Have you ever sent a message like this? Were you prepared for what your customers, testers and influencers found? How much of their input did you incorporate?
Bob was VP of business development at a software company when he and I worked there in the 1990s. I showed him the newsletter. Right off the bat I knew I was in for it.
“I must say that I’m not a big fan of your graphic banner,” he wrote. “I’m not sure where to start, other than to say it falls way flat.”
Drat. I put a fair amount of work into that when I developed my Web site about 18 months ago, and I thought it had visual appeal. Oh, well, let’s see what he thinks of the rest of it.
A day later, he sent me a critical analysis for which I probably would have had to pay at least $1000.
Marketing Identity Crisis
“In short, I sense that you are suffering from a marketing identity crisis. If you want to align your writing with marketing in your prospect’s mind, your brand has to be cohesive. Your skills cover many bases, but it would make you look more effective if all of these fell under a consistent-looking brand.
“I think it’s vital to you – to anybody – to present yourself as a singular, cohesive brand (whether that’s venTAJA Marketing or johnwhitepaper is up to you to decide). Why isn’t your web presence under that single identity, with the brochure site, writing blog, Twitter profile and newsletter all under that single brand?”
Of course, he also sent me plenty of to-the-point feedback on the newsletter itself, both positive and negative. But it all added up to the same identity crisis.
Cover the Web, and Fast
Whether you’re a globe-straddling enterprise, a one-person show, or something in between, the opportunities for B2B Web presence and points of contact with your audiences crop up all the time because of how fast the Web moves:
- Web site
- LinkedIn profile (personal and company)
- Facebook (profile and page)
- Twitter profile
- YouTube channel
- [Other stuff that hasn’t been invented yet]
It’s hard enough to keep content fresh and looking up to date on just your Website, let alone propagate changes across all of these points of contact. The whole thing is supposed to run like a train, with your brand as the locomotive.
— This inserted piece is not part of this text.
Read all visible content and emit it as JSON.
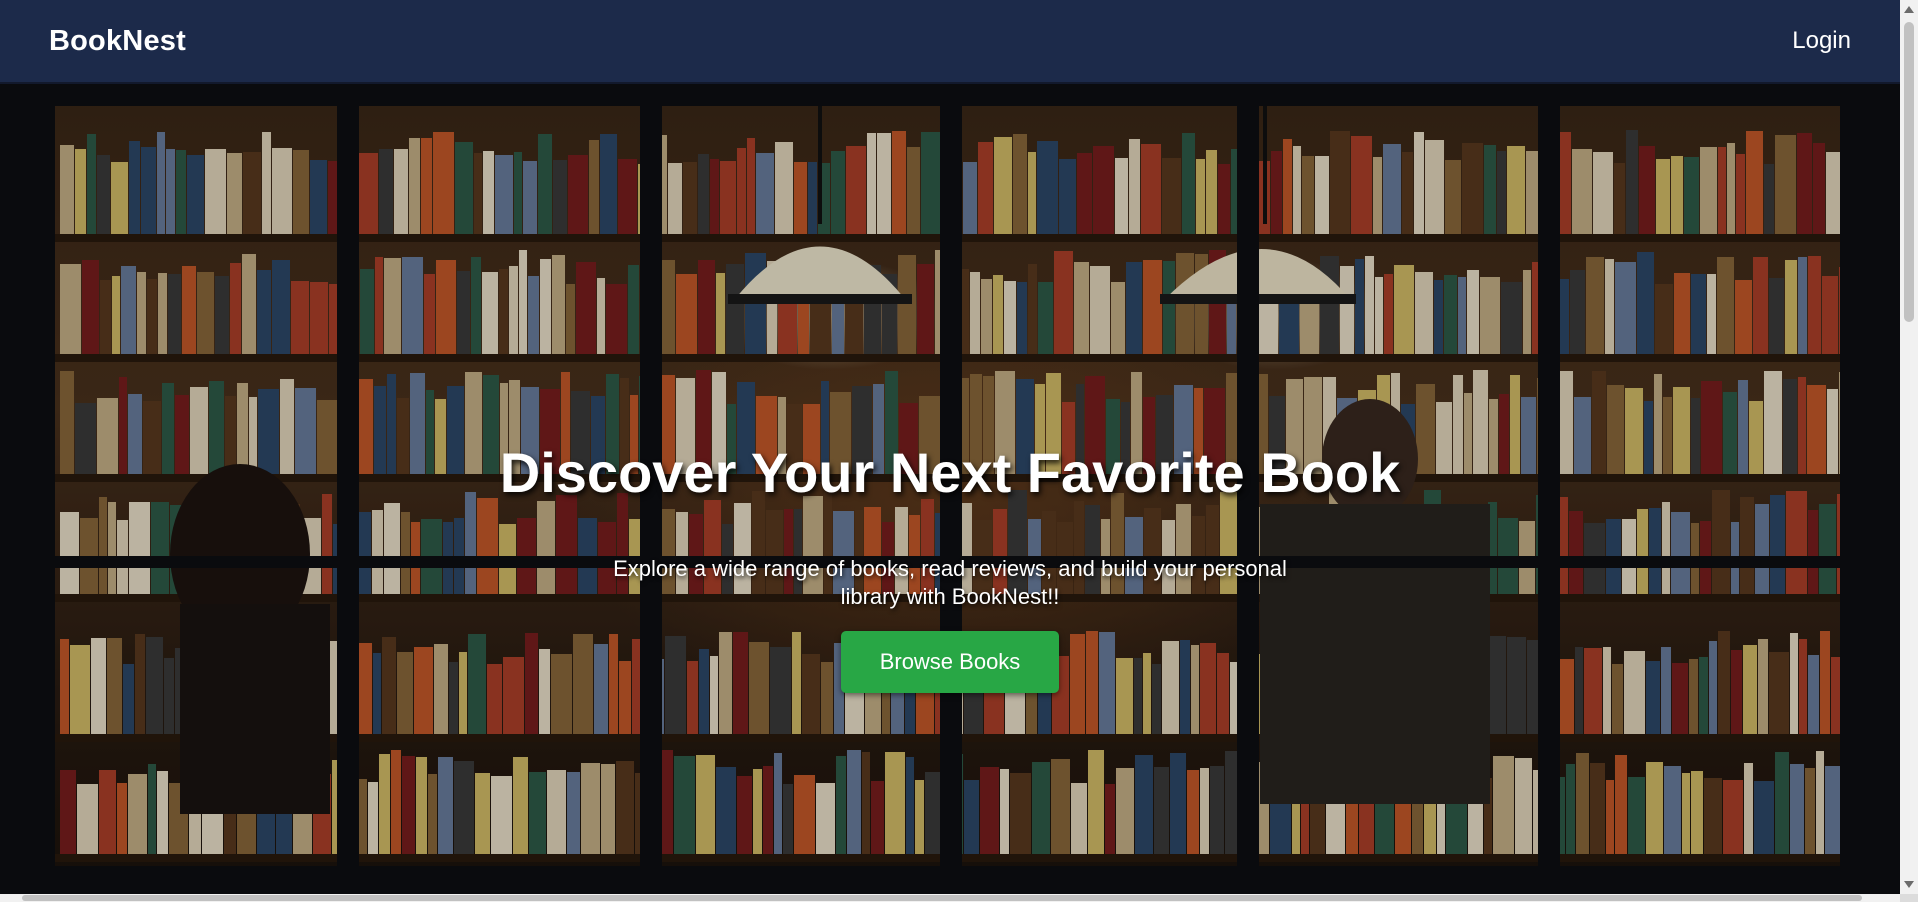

But it often runs more like a herd of cats, as you try to cover the Web as quickly as possible and gain first-mover advantage on new portals and venues.
One of the cardinal sins of online marketing is spreading yourself too thin. Not only can you commit this sin by trying to post, comment and stay noticed in six different channels, but you can also inadvertently commit it by letting the Web pull you too far from where you started. The result is a leaky brand.
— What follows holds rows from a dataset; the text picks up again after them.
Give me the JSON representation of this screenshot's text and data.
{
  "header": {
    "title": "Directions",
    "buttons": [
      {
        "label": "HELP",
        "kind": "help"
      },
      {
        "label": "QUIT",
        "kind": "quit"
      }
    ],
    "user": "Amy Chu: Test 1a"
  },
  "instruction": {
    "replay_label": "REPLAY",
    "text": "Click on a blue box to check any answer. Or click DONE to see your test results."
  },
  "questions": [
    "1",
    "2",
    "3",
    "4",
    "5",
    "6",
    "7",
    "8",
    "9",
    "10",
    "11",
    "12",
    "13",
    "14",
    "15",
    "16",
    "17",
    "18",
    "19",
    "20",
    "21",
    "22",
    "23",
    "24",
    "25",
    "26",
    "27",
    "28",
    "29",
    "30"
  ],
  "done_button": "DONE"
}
(And when I write “you,” I mean “all of us.”)
Plugging the Leaks in Your Brand
How do you fix this?
- Keep an eye on consistency in your look. Some properties like LinkedIn and blog templates don’t always make this easy, but it’s important for your brand to look the same everywhere, or for you to link to places that look the same everywhere. In particular, you need a main banner graphic that will follow you everywhere. Link to it over the Web so that you need change it in only one place, and the changes will propagate across your Web presence.
- Enlist outside reviewers. Get feedback from somebody who will tell you if the emperor is wearing no clothes. It’s not as much fun as being slapped on the e-back by people breathing the same exhaust as you, but it’s more productive.
- Do what they tell you. Or at least do some of what they tell you. Otherwise, what’s the point?
Or, if this is too much work, just ask your mom to review your newsletter. She thinks everything you do online is perfect.
About the author: John White is a marketing communications writer for technology companies. At How to Hire a Marketing Writer, he posts about technology writing from the perspective of the marketing manager. It’s dirty work, but somebody has to do it